• Aim of the task
Report, as a number alone, how many lines below contain the string "this".

┌─ Study material

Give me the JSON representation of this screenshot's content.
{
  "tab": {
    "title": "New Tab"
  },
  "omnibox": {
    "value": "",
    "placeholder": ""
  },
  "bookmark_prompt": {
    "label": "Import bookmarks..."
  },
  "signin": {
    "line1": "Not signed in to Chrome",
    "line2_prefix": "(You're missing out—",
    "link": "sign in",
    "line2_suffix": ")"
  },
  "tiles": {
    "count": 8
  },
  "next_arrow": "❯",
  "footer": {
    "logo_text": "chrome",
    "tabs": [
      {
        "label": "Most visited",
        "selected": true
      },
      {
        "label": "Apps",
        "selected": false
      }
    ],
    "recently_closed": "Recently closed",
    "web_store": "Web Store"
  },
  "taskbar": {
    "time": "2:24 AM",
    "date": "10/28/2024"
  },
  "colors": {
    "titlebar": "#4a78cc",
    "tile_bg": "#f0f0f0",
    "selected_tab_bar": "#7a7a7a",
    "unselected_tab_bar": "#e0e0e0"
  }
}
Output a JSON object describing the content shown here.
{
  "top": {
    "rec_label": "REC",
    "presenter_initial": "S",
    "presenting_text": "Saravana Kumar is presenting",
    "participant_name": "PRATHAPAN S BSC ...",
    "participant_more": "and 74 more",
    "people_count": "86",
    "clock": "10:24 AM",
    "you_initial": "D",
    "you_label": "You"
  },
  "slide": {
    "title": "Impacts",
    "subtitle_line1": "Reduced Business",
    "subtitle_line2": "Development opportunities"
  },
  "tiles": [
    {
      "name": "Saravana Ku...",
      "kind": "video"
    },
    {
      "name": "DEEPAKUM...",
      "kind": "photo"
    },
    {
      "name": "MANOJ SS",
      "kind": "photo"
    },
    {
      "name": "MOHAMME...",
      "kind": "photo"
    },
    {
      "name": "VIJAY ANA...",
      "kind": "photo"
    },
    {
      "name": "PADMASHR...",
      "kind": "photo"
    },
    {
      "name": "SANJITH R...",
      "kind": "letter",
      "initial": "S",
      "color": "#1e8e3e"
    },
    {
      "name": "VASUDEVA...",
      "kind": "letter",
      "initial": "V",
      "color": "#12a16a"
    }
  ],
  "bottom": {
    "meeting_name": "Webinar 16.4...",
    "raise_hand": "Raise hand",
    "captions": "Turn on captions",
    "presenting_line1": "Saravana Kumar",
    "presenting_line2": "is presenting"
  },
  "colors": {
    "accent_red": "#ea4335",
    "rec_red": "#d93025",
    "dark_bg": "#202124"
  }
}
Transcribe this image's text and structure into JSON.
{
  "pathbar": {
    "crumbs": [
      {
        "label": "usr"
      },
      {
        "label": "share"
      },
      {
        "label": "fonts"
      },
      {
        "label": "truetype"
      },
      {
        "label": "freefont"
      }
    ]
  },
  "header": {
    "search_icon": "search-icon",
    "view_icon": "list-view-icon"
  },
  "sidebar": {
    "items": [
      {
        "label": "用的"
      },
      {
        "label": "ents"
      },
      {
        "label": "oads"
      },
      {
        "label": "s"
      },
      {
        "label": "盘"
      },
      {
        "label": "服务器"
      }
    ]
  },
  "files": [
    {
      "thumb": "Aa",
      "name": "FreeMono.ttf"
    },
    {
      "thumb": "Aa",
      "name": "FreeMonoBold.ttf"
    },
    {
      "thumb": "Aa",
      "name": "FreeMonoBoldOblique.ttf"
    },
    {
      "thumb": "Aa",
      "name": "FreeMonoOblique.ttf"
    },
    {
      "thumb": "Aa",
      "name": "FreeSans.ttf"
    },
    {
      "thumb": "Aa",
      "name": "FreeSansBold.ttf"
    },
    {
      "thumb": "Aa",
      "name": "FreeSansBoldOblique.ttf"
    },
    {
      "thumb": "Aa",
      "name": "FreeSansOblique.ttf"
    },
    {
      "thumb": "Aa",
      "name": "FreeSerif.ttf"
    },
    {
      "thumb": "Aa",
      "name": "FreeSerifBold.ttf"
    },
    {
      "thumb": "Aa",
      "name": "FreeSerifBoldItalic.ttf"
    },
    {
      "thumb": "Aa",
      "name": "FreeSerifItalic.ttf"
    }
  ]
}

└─

• Written solution
2